Meanwhile, countries that had been colonized by Spain and Russia are systematically less supportive of competition, while former Swedish and British colonies are more pro-competitive.

Generational Difference

For country differences in beliefs about markets to be permanent and unexplained by self-serving behavior, divergent beliefs of individuals need to persist throughout generations. But we also know that ideas and attitudes change over time. We tried to get at this issue by focusing on former communist countries and comparing attitudes toward free markets held by younger generations to attitudes of generations that were already adults when the Berlin Wall fell. We found that in the West, younger generations tend to be less pro-market in general. For people born after 1970, the probability of supporting owner control or competition was lower by 1 percentage point. The probability of supporting state ownership over private ownership was higher by 5 percent, a much larger difference.

But the generational divide was significantly larger in post-communist countries than in other countries. In former communist countries, the young are 7 percentage points more likely to support the for-profit motive, 9 percentage points more likely to support private ownership over state ownership, but only 2 percentage points more likely to support competition. These findings suggest that the forces that shape the preference for redistribution are not necessarily the same as those which shape attitudes toward market forces. Clearly, past shocks and shared experiences shape generation/population-wide attitudes.

To investigate further how fast beliefs can adapt from one generation to the next if the economic context changes, we looked at evidence from immigrants. For our purposes, we grouped country/language/ethnicity of origin into four broad categories: English-speaking countries, Continental Europe, Eastern Europe, and Nordic countries. The regressions we ran broadly confirm the results obtained on individual and country data. Respondents from English-speaking countries show consistently more support for both free markets and private property. Respondents of Eastern European origin show the strongest support for state ownership and an activist industrial policy.

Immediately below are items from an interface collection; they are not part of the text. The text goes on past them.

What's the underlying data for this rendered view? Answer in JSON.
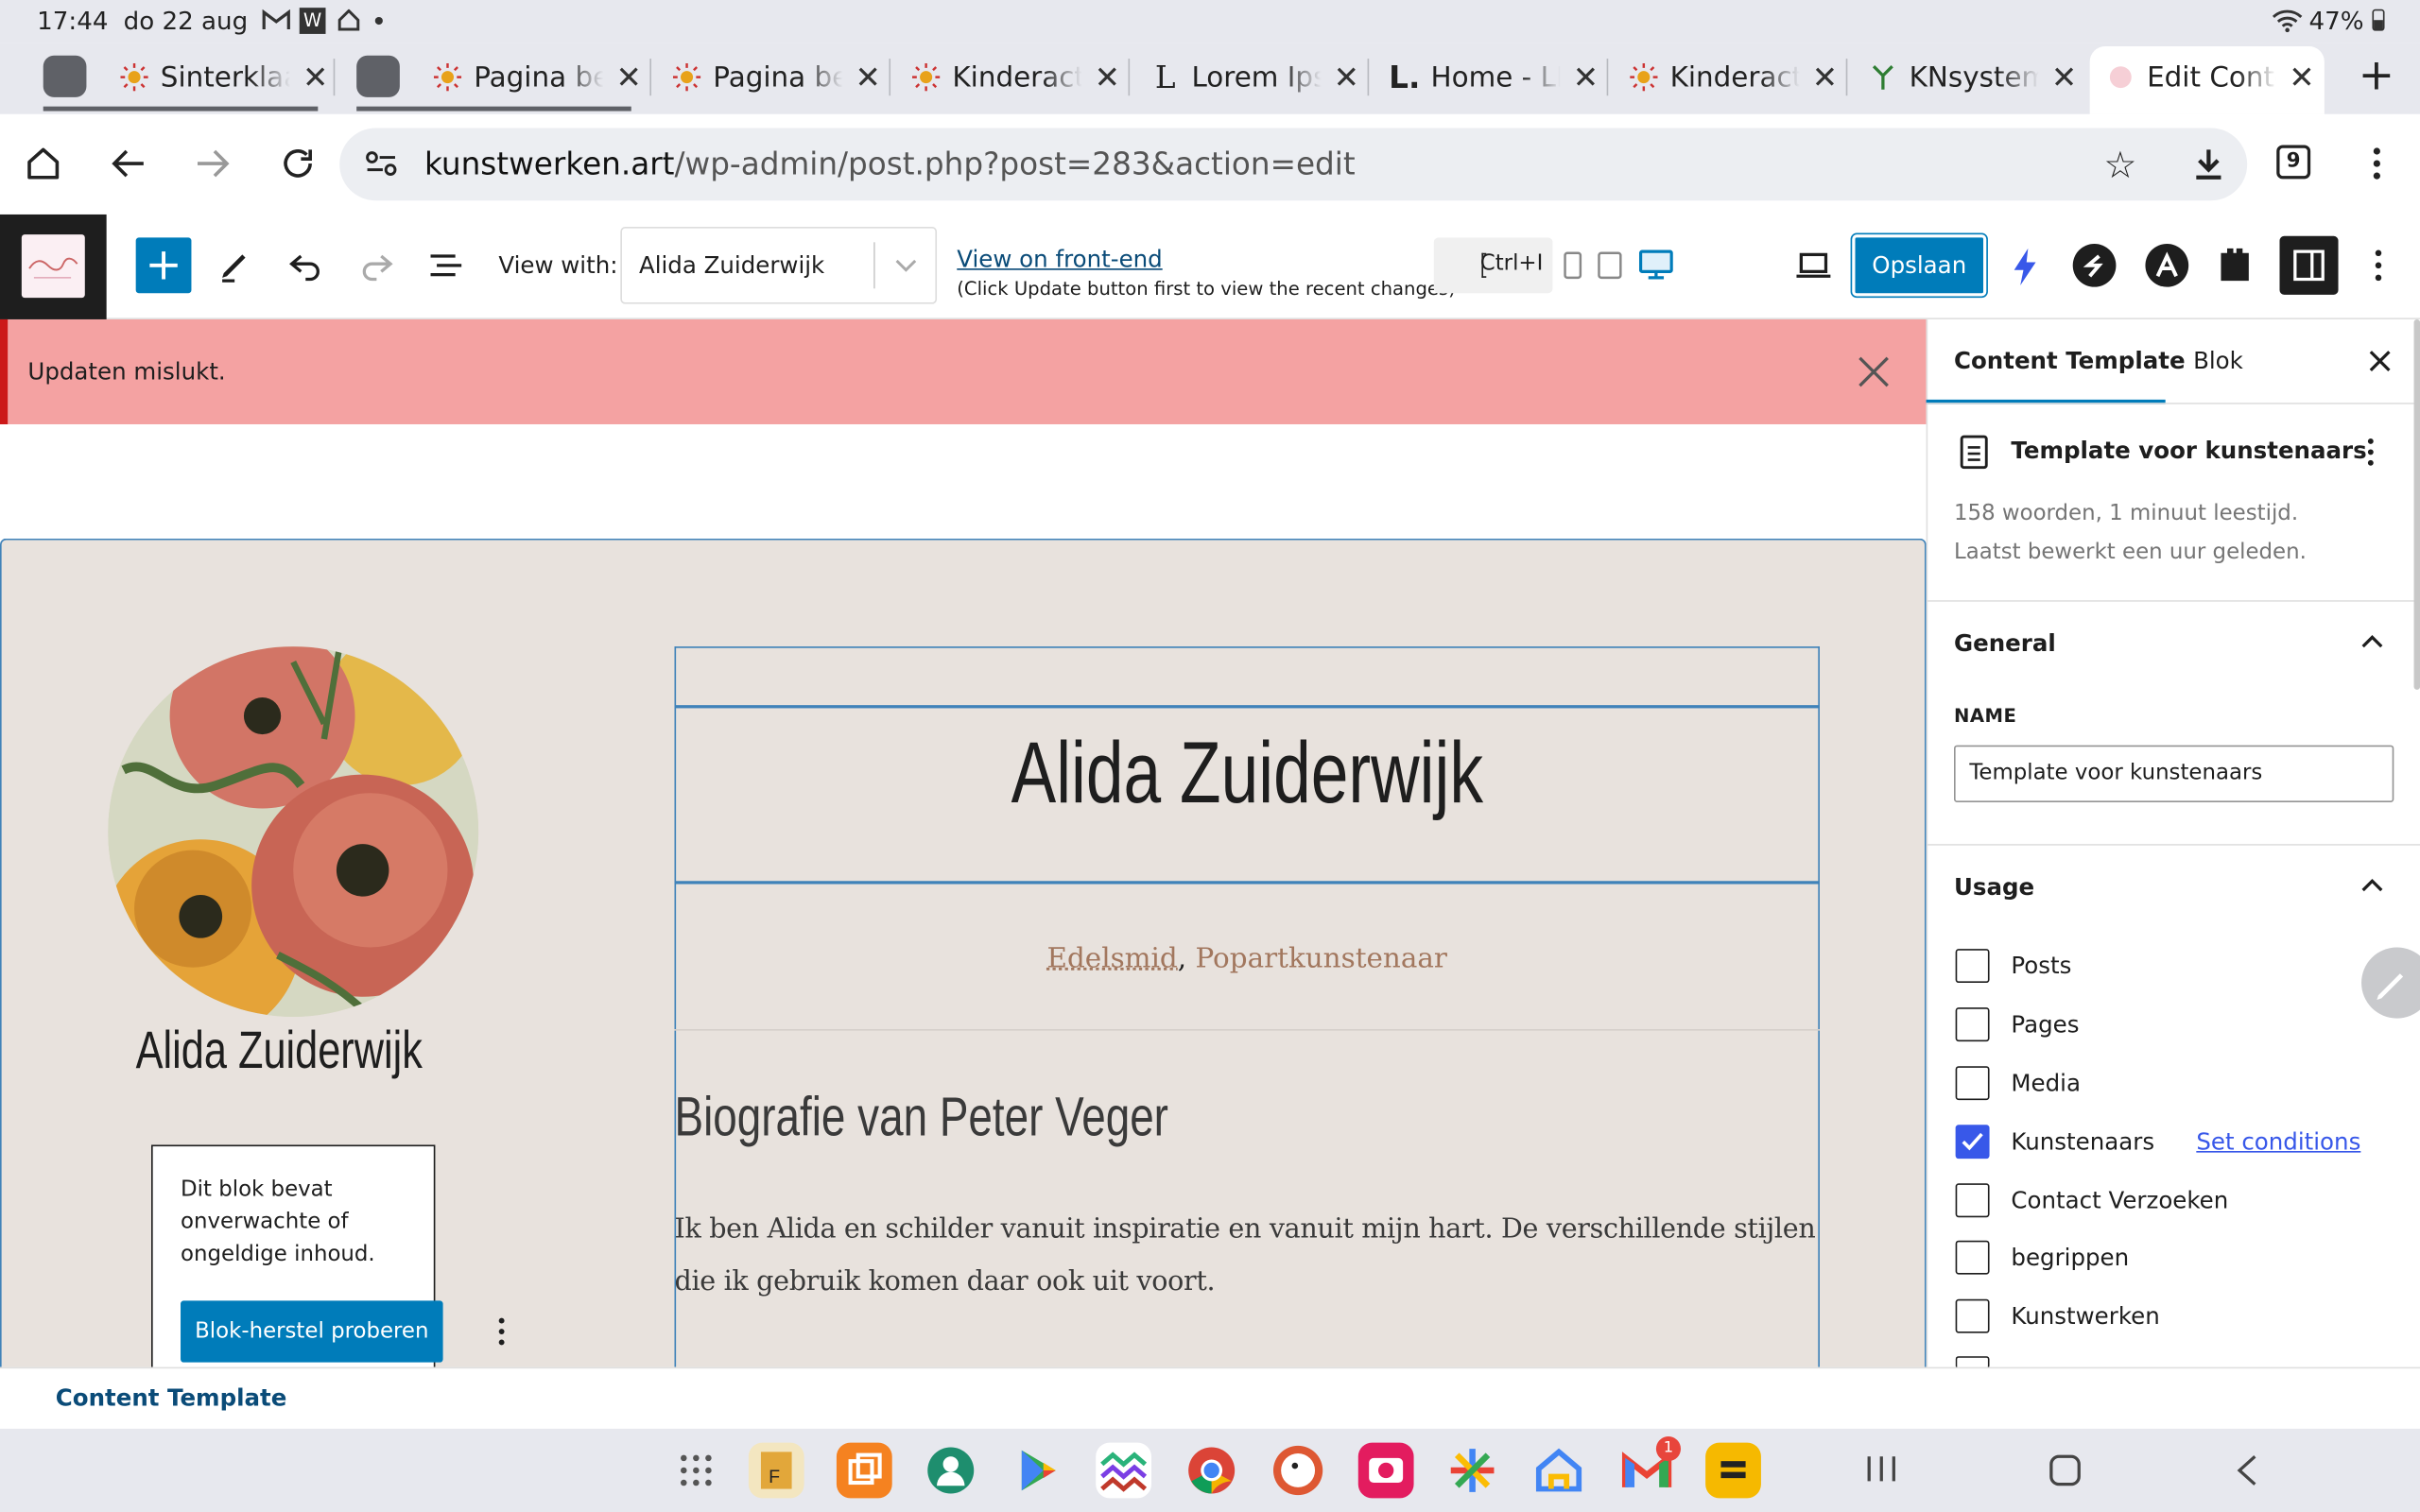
{
  "status": {
    "time": "17:44",
    "date": "do 22 aug",
    "battery": "47%"
  },
  "tabs": [
    {
      "title": "Sinterklaas",
      "icon": "sun-icon"
    },
    {
      "title": "Pagina bew",
      "icon": "sun-icon"
    },
    {
      "title": "Pagina bew",
      "icon": "sun-icon"
    },
    {
      "title": "Kinderacts",
      "icon": "sun-icon"
    },
    {
      "title": "Lorem Ipsu",
      "icon": "lorem-l-icon"
    },
    {
      "title": "Home - LIN",
      "icon": "l-logo-icon"
    },
    {
      "title": "Kinderacts",
      "icon": "sun-icon"
    },
    {
      "title": "KNsystem",
      "icon": "sprout-icon"
    },
    {
      "title": "Edit Conten",
      "icon": "edit-icon"
    }
  ],
  "browser": {
    "url_host": "kunstwerken.art",
    "url_path": "/wp-admin/post.php?post=283&action=edit",
    "tab_count": "9"
  },
  "toolbar": {
    "view_with_label": "View with:",
    "view_with_value": "Alida Zuiderwijk",
    "front_end_link": "View on front-end",
    "front_end_hint": "(Click Update button first to view the recent changes)",
    "shortcut": "Ctrl+I",
    "save_label": "Opslaan"
  },
  "notice": {
    "text": "Updaten mislukt."
  },
  "canvas": {
    "profile_name": "Alida Zuiderwijk",
    "invalid_block_text": "Dit blok bevat onverwachte of ongeldige inhoud.",
    "recover_button": "Blok-herstel proberen",
    "title": "Alida Zuiderwijk",
    "subtitle_1": "Edelsmid",
    "subtitle_sep": ",",
    "subtitle_2": "Popartkunstenaar",
    "bio_heading": "Biografie van Peter Veger",
    "bio_text": "Ik ben Alida en schilder vanuit inspiratie en vanuit mijn hart. De verschillende stijlen die ik gebruik komen daar ook uit voort."
  },
  "sidebar": {
    "tab_template": "Content Template",
    "tab_block": "Blok",
    "template_name": "Template voor kunstenaars",
    "meta_line_1": "158 woorden, 1 minuut leestijd.",
    "meta_line_2": "Laatst bewerkt een uur geleden.",
    "general_title": "General",
    "name_label": "NAME",
    "name_value": "Template voor kunstenaars",
    "usage_title": "Usage",
    "usage_items": [
      {
        "label": "Posts",
        "checked": false
      },
      {
        "label": "Pages",
        "checked": false
      },
      {
        "label": "Media",
        "checked": false
      },
      {
        "label": "Kunstenaars",
        "checked": true
      },
      {
        "label": "Contact Verzoeken",
        "checked": false
      },
      {
        "label": "begrippen",
        "checked": false
      },
      {
        "label": "Kunstwerken",
        "checked": false
      }
    ],
    "set_conditions": "Set conditions"
  },
  "footer": {
    "breadcrumb": "Content Template"
  },
  "colors": {
    "wp_blue": "#007cba",
    "notice_bg": "#f4a2a2",
    "notice_border": "#cc1818",
    "canvas_bg": "#e8e2dd",
    "checkbox_on": "#3858e9",
    "subtitle": "#a2775e"
  }
}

We ran the same regressions focusing on US residents. The focus on the US is useful because it is the country where regions of origin are the most diverse. Here, we found mixed evidence that indeed, free market attitudes are strongly transmitted within the family and are weakly dependent of the economic context. For instance, respondents of Eastern Europe origin were 22 percent more likely to support redistribution; US residents of such origin were 6 percent less likely – not statistically significant – to do so. In general, the difference in attitudes between US citizens of Anglo-Saxon descent and other origins was both small and insignificant statistically, while the difference was strong on the worldwide sample. This suggests that such beliefs are much more conditioned by environmental characteristics than by transmission of family values.

What should we conclude from this investigation? First, we find that the traditional political view according to which individuals hold political opinions that are self-serving is consistent with the data. In general, individuals that would benefit more from a pro-market agenda exhibit stronger pro-market opinions. But this tendency alone can’t explain the sometimes significant differences between countries. The attitudes of a country toward markets are slow-varying and seem, on aggregate, to be strongly determined by historical and cultural factors. When it comes to explaining differences between countries’ views toward fundamental issues of markets and competition, economic theory matters. But so, too, do other factors, such as culture, legal systems, ethnicity, and family, matter.

Augustin Landier is assistant professor of finance at NYU Stern, David Thesmar is professor of economics at the Ecole Nationale de la Statistique et de l’Administration Economique (ENSAE) in Paris, and Mathias Thoenig is professor of economics at the University of Geneva.



[See: European Governments Educate Young Against Free Markets & American Capitalism in Favor of European Welfare State Dream - Europe's School Books Demonise Enterprise, ITSSD Journal on Economic Freedom, at: ].